It took a while for me to realize it, but they are the semitransparent objects of our game. And semi-transparent objects in the foreground do not work well with MRC and OBS. Let me explain to you how MRC+OBS work, so that you can understand where the problem is.
The classical OBS scene to be used with Oculus Mixed Reality Capture is made of three layers:
- The background one is the one with the full rendering of the Unity game from the point of view of your physical camera
- The middle one, that goes on top of the background one, is your chroma-keyed physical camera stream
- The foreground one is a layer that just shows you the foreground objects and stays on top of the other two ones.
The MRC system uses the position of your headset and the physical camera to understand which objects are “foreground”, that is that should be drawn on top of your real camera stream: if an object lies between your head and the camera, then it is in front of you, so it’s foreground, otherwise it is background. Only foreground objects are drawn on the foreground layer, so can appear in front of the real video stream, that is in front of you. This is enough to give you the illusion of depth.

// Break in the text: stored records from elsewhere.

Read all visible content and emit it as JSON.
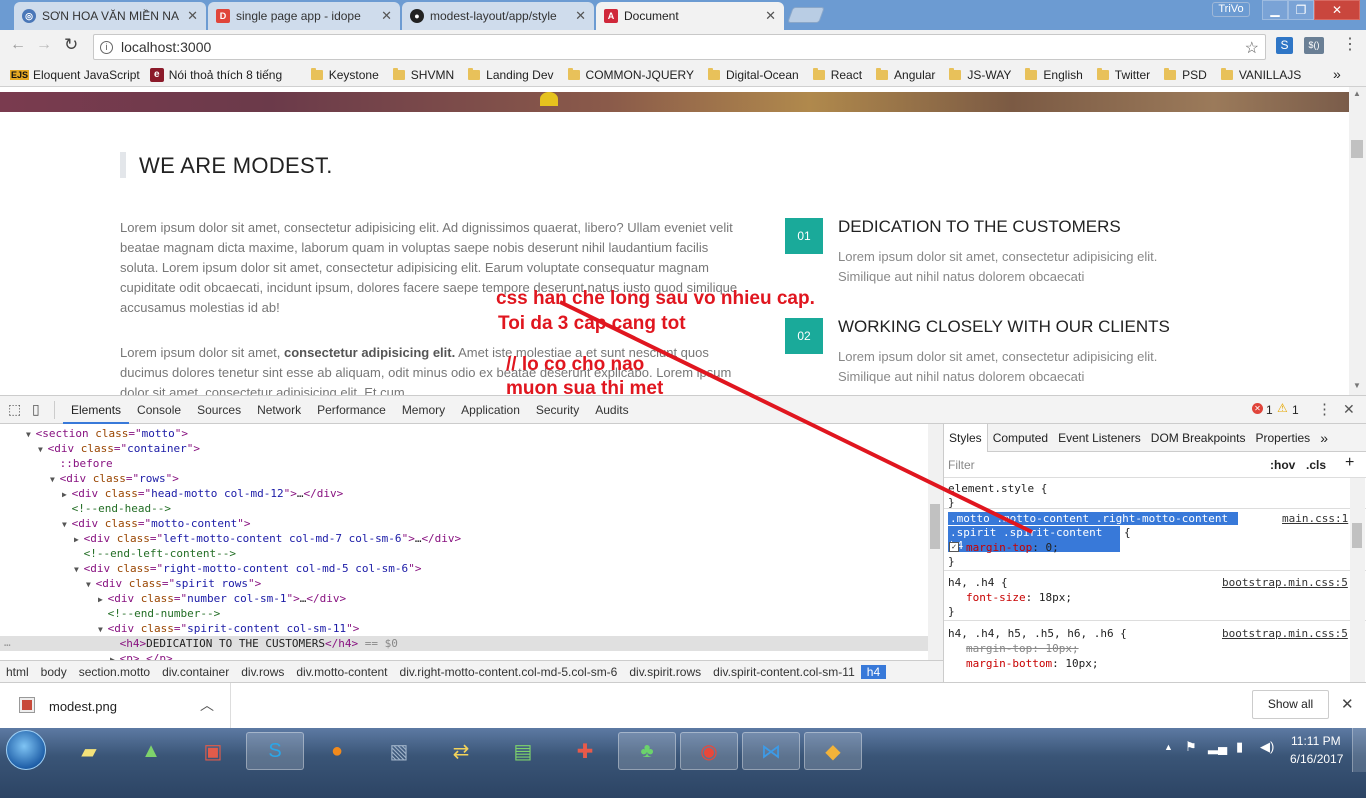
{
  "browser": {
    "tabs": [
      {
        "title": "SƠN HOA VĂN MIỀN NA",
        "favicon": "globe-icon",
        "active": false
      },
      {
        "title": "single page app - idope",
        "favicon": "idope-icon",
        "active": false
      },
      {
        "title": "modest-layout/app/style",
        "favicon": "github-icon",
        "active": false
      },
      {
        "title": "Document",
        "favicon": "angular-icon",
        "active": true
      }
    ],
    "profile_name": "TriVo",
    "url": "localhost:3000",
    "bookmarks": [
      {
        "label": "Eloquent JavaScript",
        "icon": "ejs-icon"
      },
      {
        "label": "Nói thoả thích 8 tiếng",
        "icon": "e-icon"
      },
      {
        "label": "Keystone",
        "icon": "folder-icon"
      },
      {
        "label": "SHVMN",
        "icon": "folder-icon"
      },
      {
        "label": "Landing Dev",
        "icon": "folder-icon"
      },
      {
        "label": "COMMON-JQUERY",
        "icon": "folder-icon"
      },
      {
        "label": "Digital-Ocean",
        "icon": "folder-icon"
      },
      {
        "label": "React",
        "icon": "folder-icon"
      },
      {
        "label": "Angular",
        "icon": "folder-icon"
      },
      {
        "label": "JS-WAY",
        "icon": "folder-icon"
      },
      {
        "label": "English",
        "icon": "folder-icon"
      },
      {
        "label": "Twitter",
        "icon": "folder-icon"
      },
      {
        "label": "PSD",
        "icon": "folder-icon"
      },
      {
        "label": "VANILLAJS",
        "icon": "folder-icon"
      }
    ],
    "bookmarks_more": "»"
  },
  "page": {
    "heading": "WE ARE MODEST.",
    "paragraph1": "Lorem ipsum dolor sit amet, consectetur adipisicing elit. Ad dignissimos quaerat, libero? Ullam eveniet velit beatae magnam dicta maxime, laborum quam in voluptas saepe nobis deserunt nihil laudantium facilis soluta. Lorem ipsum dolor sit amet, consectetur adipisicing elit. Earum voluptate consequatur magnam cupiditate odit obcaecati, incidunt ipsum, dolores facere saepe tempore deserunt natus iusto quod similique accusamus molestias id ab!",
    "paragraph2_prefix": "Lorem ipsum dolor sit amet, ",
    "paragraph2_bold": "consectetur adipisicing elit.",
    "paragraph2_rest": " Amet iste molestiae a et sunt nesciunt quos ducimus dolores tenetur sint esse ab aliquam, odit minus odio ex beatae deserunt explicabo. Lorem ipsum dolor sit amet, consectetur adipisicing elit. Et cum",
    "features": [
      {
        "number": "01",
        "title": "DEDICATION TO THE CUSTOMERS",
        "text": "Lorem ipsum dolor sit amet, consectetur adipisicing elit. Similique aut nihil natus dolorem obcaecati"
      },
      {
        "number": "02",
        "title": "WORKING CLOSELY WITH OUR CLIENTS",
        "text": "Lorem ipsum dolor sit amet, consectetur adipisicing elit. Similique aut nihil natus dolorem obcaecati"
      }
    ],
    "accent": "#1aaa9a"
  },
  "annotation": {
    "line1": "css han che long sau vo nhieu cap.",
    "line2": "Toi da 3 cap cang tot",
    "line3": "// lo co cho nao",
    "line4": "muon sua thi met",
    "color": "#e0161f"
  },
  "devtools": {
    "tabs": [
      "Elements",
      "Console",
      "Sources",
      "Network",
      "Performance",
      "Memory",
      "Application",
      "Security",
      "Audits"
    ],
    "active_tab": "Elements",
    "error_count": "1",
    "warning_count": "1",
    "dom_lines": [
      {
        "indent": 2,
        "arrow": "▼",
        "tag": "section",
        "attrs": [
          [
            "class",
            "motto"
          ]
        ],
        "close": false,
        "kind": "open"
      },
      {
        "indent": 3,
        "arrow": "▼",
        "tag": "div",
        "attrs": [
          [
            "class",
            "container"
          ]
        ],
        "kind": "open"
      },
      {
        "indent": 4,
        "arrow": "",
        "text": "::before",
        "kind": "pseudo"
      },
      {
        "indent": 4,
        "arrow": "▼",
        "tag": "div",
        "attrs": [
          [
            "class",
            "rows"
          ]
        ],
        "kind": "open"
      },
      {
        "indent": 5,
        "arrow": "▶",
        "tag": "div",
        "attrs": [
          [
            "class",
            "head-motto col-md-12"
          ]
        ],
        "kind": "collapsed"
      },
      {
        "indent": 5,
        "arrow": "",
        "text": "<!--end-head-->",
        "kind": "comment"
      },
      {
        "indent": 5,
        "arrow": "▼",
        "tag": "div",
        "attrs": [
          [
            "class",
            "motto-content"
          ]
        ],
        "kind": "open"
      },
      {
        "indent": 6,
        "arrow": "▶",
        "tag": "div",
        "attrs": [
          [
            "class",
            "left-motto-content col-md-7 col-sm-6"
          ]
        ],
        "kind": "collapsed"
      },
      {
        "indent": 6,
        "arrow": "",
        "text": "<!--end-left-content-->",
        "kind": "comment"
      },
      {
        "indent": 6,
        "arrow": "▼",
        "tag": "div",
        "attrs": [
          [
            "class",
            "right-motto-content col-md-5 col-sm-6"
          ]
        ],
        "kind": "open"
      },
      {
        "indent": 7,
        "arrow": "▼",
        "tag": "div",
        "attrs": [
          [
            "class",
            "spirit rows"
          ]
        ],
        "kind": "open"
      },
      {
        "indent": 8,
        "arrow": "▶",
        "tag": "div",
        "attrs": [
          [
            "class",
            "number col-sm-1"
          ]
        ],
        "kind": "collapsed"
      },
      {
        "indent": 8,
        "arrow": "",
        "text": "<!--end-number-->",
        "kind": "comment"
      },
      {
        "indent": 8,
        "arrow": "▼",
        "tag": "div",
        "attrs": [
          [
            "class",
            "spirit-content col-sm-11"
          ]
        ],
        "kind": "open"
      },
      {
        "indent": 9,
        "arrow": "",
        "tag": "h4",
        "text": "DEDICATION TO THE CUSTOMERS",
        "kind": "selected",
        "suffix": " == $0"
      },
      {
        "indent": 9,
        "arrow": "▶",
        "tag": "p",
        "kind": "collapsed_p"
      }
    ],
    "breadcrumbs": [
      "html",
      "body",
      "section.motto",
      "div.container",
      "div.rows",
      "div.motto-content",
      "div.right-motto-content.col-md-5.col-sm-6",
      "div.spirit.rows",
      "div.spirit-content.col-sm-11",
      "h4"
    ],
    "styles_tabs": [
      "Styles",
      "Computed",
      "Event Listeners",
      "DOM Breakpoints",
      "Properties"
    ],
    "styles_more": "»",
    "filter_placeholder": "Filter",
    "hov": ":hov",
    "cls": ".cls",
    "plus": "+",
    "rules": [
      {
        "selector": "element.style {",
        "source": "",
        "props": [],
        "close": "}"
      },
      {
        "selector1": ".motto .motto-content .right-motto-content",
        "selector2": ".spirit .spirit-content h4",
        "source": "main.css:1",
        "props": [
          {
            "name": "margin-top",
            "value": "0;",
            "struck": false,
            "checked": true
          }
        ],
        "highlight": true,
        "close": "}"
      },
      {
        "selector": "h4, .h4 {",
        "source": "bootstrap.min.css:5",
        "props": [
          {
            "name": "font-size",
            "value": "18px;",
            "struck": false
          }
        ],
        "close": "}"
      },
      {
        "selector": "h4, .h4, h5, .h5, h6, .h6 {",
        "source": "bootstrap.min.css:5",
        "props": [
          {
            "name": "margin-top",
            "value": "10px;",
            "struck": true
          },
          {
            "name": "margin-bottom",
            "value": "10px;",
            "struck": false
          }
        ],
        "close": ""
      }
    ]
  },
  "download": {
    "file_name": "modest.png",
    "show_all": "Show all"
  },
  "taskbar": {
    "time": "11:11 PM",
    "date": "6/16/2017",
    "apps": [
      "windows-start-icon",
      "sticky-notes-icon",
      "rocket-icon",
      "remote-desktop-icon",
      "skype-icon",
      "firefox-icon",
      "security-icon",
      "network-icon",
      "chart-icon",
      "tools-icon",
      "solitaire-icon",
      "chrome-icon",
      "vscode-icon",
      "app-icon"
    ]
  }
}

The problem with this trick is how these objects are drawn. The foreground camera just renders the foreground objects and should provide a background to them… and the choice is the black color. The camera of course can’t render a “transparent” frame, so the result must be fully opaque. The camera uses a black clear color and then renders all foreground objects on top of it. All the other parts of the scene are simply not seen by it, it just renders the objects that pass the “foreground test”. The objects are rendered on top of a black background, and when this frame gets passed to OBS, OBS applies a chroma-keying on the exact black color (so it removes only the pixels with exact color [0, 0, 0]), effectively making you see only the foreground objects.
But if one of these foreground objects is semi-transparent, its color gets drawn on top of the black, and it modifies a bit the black color of course. This means that chroma-keying is not removing those pixels anymore, because they are not perfectly black anymore, and what you see is a lot of black regions in your video.
What can you do? Well, I’m sorry to say that there is not a perfect solution for this, because you receive an image that is already assembled, and you can’t remove the black from the semi-transparent region. You can do these things:
- Adjust the chroma-keying tolerance on the Foreground object and see if this way the result is more acceptable: if you remove a wider interval of blacks, maybe you remove all the bad regions from your final video;
- Re-design your graphical assets so that to avoid transparency in foreground objects;
- Put all the semitransparent elements on a dedicated layer, and then prevent MRC cameras to render it. So, for instance, let’s suppose that your issues are given by a particle effect with many transparencies. You can put the Particle Effect on a dedicated layer called for instance “NoMRC”, and then you open your OVRManager, and in the end, there is a section called “Mixed Reality Capture”. Click on Show Properties and you will find some interesting configuration properties. The one that may interest you is extraHiddenLayers, which specifies what layers to remove from the capture: in this case, you can specify NoMRC, and the mixed reality video won’t show that particle effect anymore. You can also add layers to the extraVisibleLayers section to specify layers that should be seen only by the MRC cameras… for instance if you want to substitute that particle system with another visual fx that must only be visualized in the mixed reality capture and not in the real game.
MRC adds two additional cameras, so using it of course will consume a bit of resources. Oculus has made sure that these cameras don’t render every frame (they render one frame every two) and I think they won’t be used if no application is requesting MRC to start, but you have to consider that anyway there is a performance overhead when using this system. If your experience is able to barely sustain 72FPS, maybe it’s better not to use MRC at all and disable it in the OVRManager.